(In the 2014 movie, A Most Wanted Man, based on the 2008 le Carré novel, Günther Bachmann [the late Philip Seymour Hoffman] functions as the German version of the same policeman-hero-voice of reason, in this case arguing for a kinder, gentler “war on terror: “Forget blackmail, I said. Forget the macho. Forget sleep deprivation, locking people in boxes, simulated executions and other enhancements. The best agents, snitches, joes, informants or whatever you want to call them, I pontificated, needed patience, understanding and loving care.”)
White and screenwriter Hossein Amini have added a black wife and an Arab MI6 agent in the interests of cultural diversification. The director says the filmmakers included the latter character “because that is the MI6 we’ve got now. I hope it will make people think about the world that we live in.”

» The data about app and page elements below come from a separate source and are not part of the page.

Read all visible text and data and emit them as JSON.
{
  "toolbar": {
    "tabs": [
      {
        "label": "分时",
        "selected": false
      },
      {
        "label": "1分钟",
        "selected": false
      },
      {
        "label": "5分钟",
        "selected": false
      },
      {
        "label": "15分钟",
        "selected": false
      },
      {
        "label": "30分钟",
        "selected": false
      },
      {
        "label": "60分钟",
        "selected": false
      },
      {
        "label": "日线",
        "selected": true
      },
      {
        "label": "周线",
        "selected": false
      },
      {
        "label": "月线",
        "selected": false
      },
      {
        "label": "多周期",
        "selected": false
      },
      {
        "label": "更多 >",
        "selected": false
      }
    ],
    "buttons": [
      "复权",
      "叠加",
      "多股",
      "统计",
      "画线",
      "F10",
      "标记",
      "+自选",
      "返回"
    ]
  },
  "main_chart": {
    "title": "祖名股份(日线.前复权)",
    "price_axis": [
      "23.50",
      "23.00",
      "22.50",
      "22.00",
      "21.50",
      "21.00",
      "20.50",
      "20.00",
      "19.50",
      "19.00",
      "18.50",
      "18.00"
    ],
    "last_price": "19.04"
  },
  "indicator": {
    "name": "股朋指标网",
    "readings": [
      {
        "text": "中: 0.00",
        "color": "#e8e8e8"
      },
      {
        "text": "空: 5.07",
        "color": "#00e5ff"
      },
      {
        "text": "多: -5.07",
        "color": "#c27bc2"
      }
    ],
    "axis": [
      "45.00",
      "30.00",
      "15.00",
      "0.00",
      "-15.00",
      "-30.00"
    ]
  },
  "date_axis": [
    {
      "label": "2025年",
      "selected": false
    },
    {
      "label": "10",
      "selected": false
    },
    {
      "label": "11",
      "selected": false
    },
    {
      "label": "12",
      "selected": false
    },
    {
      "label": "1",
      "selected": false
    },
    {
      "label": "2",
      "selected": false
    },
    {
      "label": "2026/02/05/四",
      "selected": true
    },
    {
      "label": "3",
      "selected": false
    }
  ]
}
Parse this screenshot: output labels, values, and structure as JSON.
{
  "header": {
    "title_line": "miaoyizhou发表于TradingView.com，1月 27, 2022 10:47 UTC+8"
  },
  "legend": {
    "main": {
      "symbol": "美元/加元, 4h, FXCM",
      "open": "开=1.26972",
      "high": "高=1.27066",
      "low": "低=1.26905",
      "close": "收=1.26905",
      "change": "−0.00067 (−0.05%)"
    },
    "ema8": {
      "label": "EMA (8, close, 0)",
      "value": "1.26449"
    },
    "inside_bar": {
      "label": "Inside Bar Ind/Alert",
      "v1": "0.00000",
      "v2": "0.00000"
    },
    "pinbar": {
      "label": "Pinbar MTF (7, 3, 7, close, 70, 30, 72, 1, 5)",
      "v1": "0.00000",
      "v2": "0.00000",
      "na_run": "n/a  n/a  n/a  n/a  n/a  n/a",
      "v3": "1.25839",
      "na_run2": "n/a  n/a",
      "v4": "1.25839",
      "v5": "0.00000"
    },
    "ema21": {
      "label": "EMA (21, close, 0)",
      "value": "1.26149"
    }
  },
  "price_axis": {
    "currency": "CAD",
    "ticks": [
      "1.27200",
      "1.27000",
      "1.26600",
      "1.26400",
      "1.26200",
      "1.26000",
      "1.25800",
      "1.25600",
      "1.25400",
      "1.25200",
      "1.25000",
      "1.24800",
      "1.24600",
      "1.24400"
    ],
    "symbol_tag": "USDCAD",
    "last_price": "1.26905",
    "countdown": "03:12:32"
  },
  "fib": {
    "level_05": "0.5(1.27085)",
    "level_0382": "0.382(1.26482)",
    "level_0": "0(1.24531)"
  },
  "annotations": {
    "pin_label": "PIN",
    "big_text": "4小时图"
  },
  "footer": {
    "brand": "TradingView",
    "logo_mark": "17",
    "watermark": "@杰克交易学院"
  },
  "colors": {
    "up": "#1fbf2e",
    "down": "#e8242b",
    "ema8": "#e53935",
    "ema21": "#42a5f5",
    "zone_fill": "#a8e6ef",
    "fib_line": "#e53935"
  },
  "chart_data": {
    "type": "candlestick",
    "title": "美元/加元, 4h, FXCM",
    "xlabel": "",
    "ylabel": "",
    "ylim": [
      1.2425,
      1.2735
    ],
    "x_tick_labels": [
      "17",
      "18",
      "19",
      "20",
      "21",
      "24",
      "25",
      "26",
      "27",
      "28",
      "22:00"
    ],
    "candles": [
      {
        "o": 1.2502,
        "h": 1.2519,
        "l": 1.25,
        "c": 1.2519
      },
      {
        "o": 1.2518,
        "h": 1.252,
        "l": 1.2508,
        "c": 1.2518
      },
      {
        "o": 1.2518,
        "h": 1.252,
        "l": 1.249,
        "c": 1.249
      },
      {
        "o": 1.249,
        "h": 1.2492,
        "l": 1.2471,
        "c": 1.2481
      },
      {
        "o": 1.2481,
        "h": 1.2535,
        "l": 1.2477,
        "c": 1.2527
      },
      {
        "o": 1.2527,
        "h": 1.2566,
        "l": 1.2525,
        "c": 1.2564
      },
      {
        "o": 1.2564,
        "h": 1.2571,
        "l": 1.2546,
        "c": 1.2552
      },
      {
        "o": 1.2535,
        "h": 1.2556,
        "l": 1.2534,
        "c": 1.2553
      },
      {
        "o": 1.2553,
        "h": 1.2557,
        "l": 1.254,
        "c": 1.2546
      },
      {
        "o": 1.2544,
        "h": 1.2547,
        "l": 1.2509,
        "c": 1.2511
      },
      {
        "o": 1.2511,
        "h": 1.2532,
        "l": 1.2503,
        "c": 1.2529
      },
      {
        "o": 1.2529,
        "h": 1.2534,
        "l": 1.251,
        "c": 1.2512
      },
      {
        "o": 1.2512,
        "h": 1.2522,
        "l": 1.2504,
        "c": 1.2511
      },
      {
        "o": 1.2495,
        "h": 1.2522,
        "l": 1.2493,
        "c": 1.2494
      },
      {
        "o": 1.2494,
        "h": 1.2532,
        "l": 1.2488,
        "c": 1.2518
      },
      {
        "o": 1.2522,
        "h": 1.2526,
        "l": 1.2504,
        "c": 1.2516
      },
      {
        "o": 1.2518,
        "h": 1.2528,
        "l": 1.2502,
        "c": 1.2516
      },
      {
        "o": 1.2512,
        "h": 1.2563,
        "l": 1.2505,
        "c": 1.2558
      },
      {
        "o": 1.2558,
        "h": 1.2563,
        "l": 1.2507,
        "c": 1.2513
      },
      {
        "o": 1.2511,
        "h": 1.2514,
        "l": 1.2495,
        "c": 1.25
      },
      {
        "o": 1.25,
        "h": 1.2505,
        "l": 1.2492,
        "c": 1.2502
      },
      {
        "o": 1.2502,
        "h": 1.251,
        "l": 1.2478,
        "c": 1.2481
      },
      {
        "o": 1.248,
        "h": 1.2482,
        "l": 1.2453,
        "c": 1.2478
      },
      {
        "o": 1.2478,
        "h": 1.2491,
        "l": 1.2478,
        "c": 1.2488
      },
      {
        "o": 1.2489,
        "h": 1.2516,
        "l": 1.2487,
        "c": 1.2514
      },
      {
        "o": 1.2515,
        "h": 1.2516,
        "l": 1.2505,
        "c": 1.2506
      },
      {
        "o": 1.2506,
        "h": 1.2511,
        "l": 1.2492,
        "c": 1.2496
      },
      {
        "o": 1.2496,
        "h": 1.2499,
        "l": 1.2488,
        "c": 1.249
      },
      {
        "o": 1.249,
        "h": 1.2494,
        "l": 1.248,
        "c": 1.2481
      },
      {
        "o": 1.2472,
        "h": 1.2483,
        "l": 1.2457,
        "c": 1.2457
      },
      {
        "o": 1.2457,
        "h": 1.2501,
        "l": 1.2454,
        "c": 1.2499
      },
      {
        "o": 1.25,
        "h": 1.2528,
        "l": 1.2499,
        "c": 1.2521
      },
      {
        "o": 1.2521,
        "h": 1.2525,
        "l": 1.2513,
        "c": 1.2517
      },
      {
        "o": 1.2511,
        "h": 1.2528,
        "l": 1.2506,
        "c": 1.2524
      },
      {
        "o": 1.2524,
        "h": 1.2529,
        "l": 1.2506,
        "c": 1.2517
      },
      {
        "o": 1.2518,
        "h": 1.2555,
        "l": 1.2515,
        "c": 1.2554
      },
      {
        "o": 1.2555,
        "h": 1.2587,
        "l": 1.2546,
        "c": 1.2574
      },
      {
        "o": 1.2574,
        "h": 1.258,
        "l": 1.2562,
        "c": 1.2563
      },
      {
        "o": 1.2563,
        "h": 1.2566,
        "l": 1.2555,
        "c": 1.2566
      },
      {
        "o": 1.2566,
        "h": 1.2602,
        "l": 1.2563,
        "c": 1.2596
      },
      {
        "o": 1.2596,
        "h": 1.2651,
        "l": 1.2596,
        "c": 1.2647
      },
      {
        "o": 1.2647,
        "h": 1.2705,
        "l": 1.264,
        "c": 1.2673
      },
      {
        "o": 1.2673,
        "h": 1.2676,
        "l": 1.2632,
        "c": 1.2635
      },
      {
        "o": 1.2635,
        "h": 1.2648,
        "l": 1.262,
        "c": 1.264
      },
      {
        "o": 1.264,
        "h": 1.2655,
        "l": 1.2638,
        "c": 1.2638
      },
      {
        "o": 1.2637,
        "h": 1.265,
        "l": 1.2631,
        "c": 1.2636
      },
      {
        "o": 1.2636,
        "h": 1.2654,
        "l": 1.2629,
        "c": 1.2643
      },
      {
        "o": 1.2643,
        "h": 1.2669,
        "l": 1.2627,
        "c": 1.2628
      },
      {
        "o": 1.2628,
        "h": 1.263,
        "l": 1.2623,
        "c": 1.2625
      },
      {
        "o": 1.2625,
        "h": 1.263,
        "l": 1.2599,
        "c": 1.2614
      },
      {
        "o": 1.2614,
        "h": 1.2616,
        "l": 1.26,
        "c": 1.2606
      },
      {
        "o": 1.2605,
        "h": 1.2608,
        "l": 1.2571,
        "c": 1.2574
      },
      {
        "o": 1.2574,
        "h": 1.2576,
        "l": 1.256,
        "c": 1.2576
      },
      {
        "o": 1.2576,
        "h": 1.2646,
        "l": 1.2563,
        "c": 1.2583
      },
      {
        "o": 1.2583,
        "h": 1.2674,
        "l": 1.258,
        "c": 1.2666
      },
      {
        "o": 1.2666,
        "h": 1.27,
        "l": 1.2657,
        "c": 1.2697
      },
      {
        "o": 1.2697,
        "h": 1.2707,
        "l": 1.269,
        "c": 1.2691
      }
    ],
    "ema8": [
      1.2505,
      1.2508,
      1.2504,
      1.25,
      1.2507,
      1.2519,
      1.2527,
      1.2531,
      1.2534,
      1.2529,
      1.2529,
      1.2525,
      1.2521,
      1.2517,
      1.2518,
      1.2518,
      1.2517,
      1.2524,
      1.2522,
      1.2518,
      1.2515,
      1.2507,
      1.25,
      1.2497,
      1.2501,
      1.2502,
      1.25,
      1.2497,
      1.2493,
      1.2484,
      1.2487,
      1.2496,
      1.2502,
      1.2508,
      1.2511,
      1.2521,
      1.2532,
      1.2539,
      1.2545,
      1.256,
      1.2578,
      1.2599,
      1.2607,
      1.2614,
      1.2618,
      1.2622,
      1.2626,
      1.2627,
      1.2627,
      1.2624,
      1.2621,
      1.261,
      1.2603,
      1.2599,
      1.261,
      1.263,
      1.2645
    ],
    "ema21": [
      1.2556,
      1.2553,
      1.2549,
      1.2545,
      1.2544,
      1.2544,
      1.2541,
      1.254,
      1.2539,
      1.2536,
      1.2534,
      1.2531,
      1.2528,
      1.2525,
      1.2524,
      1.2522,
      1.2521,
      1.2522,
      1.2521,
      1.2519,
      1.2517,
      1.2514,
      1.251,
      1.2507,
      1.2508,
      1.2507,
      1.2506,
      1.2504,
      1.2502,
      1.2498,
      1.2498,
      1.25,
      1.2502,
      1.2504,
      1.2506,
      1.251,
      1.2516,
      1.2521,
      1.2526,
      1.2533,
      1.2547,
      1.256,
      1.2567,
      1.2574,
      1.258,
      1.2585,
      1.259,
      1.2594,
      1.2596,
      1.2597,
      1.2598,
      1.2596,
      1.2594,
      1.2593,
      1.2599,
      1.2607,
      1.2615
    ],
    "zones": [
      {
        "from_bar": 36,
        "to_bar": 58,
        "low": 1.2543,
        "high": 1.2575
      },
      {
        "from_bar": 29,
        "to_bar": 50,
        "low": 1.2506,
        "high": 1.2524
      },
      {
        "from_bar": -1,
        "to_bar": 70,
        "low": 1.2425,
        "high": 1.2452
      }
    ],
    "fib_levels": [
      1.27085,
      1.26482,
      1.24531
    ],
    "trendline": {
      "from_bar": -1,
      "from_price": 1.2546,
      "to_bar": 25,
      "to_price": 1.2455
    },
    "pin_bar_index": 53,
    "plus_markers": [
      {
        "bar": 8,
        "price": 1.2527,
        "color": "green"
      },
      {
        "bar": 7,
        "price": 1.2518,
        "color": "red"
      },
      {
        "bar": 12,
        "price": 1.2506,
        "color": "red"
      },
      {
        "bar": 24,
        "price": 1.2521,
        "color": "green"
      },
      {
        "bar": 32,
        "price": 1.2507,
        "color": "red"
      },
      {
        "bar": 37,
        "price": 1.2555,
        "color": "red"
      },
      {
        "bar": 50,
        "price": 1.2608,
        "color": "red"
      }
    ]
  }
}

Will it make people think deeply and critically about the world they live in? The reality White and Amini present in their movie is one in which the British state apparatus is essentially healthy. In the movie—and book––Dima repeatedly booms out: “You English gentlemen! Please! You are fair play, you have land of law! You are pure! I trust you. You will trust Dima also!” Of course, events apparently contradict him, but that is because of the actions of a few “traitors,” rotten apples, who need to be cleared out.
For all intents and purposes, Moscow is the font of global dirty dealing and violence. There is nothing here that conflicts with the crude anti-Russian propaganda of the media that forms part of the escalating military provocations of the US-UK political establishment.
In general, there is little in the movie or book that flows against the stream. Both White-Amini and le Carré take for granted that which most needs to be criticized: the geopolitical situation as viewed from London and Washington, the framework of the “war on terror,” the presentation of Russia as a dangerous aggressor, etc.
In contrast to some of le Carré’s early works, The Spy Who Came in From the Cold and others, which took upon themselves disabusing the public of some of the myths of the Cold War, Our Kind of Traitor challenges no important element of contemporary official public opinion.
Swindling and money laundering and fortunes made from financial fraud were not invented by Russians. In any event, these are not errant practices that occur due to the lack of government oversight or the buying-off of government officials, but reflect an objective stage in the decay and decline of capitalism. The scandal unleashed by the recent exposure of the “Panama Papers” demonstrates that rampant criminality is at the heart of today’s global profit system.
The distorted, conformist view of things, the acceptance of far too many chunks of British and US foreign policy, render the filmmakers incapable of establishing a serious dramatic foundation. The fundamental laziness passes on into the story-telling. White and Amini fail to make credible, for example, how a mild-mannered academic could transform himself so easily into a secret agent with killing skills.
Our Kind of Traitor tends to offer diversions to draw attention away from a predictable and sometime implausible script: Skarsgard’s charismatic performance blankets the movie; the twin girls, orphaned by the assassinations of their parents and sister in the film’s first sequence, are irresistible; moody cinematography and various exotic locales are further attractions.
In the end, the picture in Our Kind of Traitor of Russian gangsters infiltrating the hallowed chambers of the British political and banking system is the world turned upside down. White and company are criticizing the ethics of a European elite that in a globalized environment is allowing the barbarians to overrun civilization. A more clear-sighted and objective approach might be: the American and European ruling elites are throwing their weight around more than ever and fomenting bloodbaths all over the planet.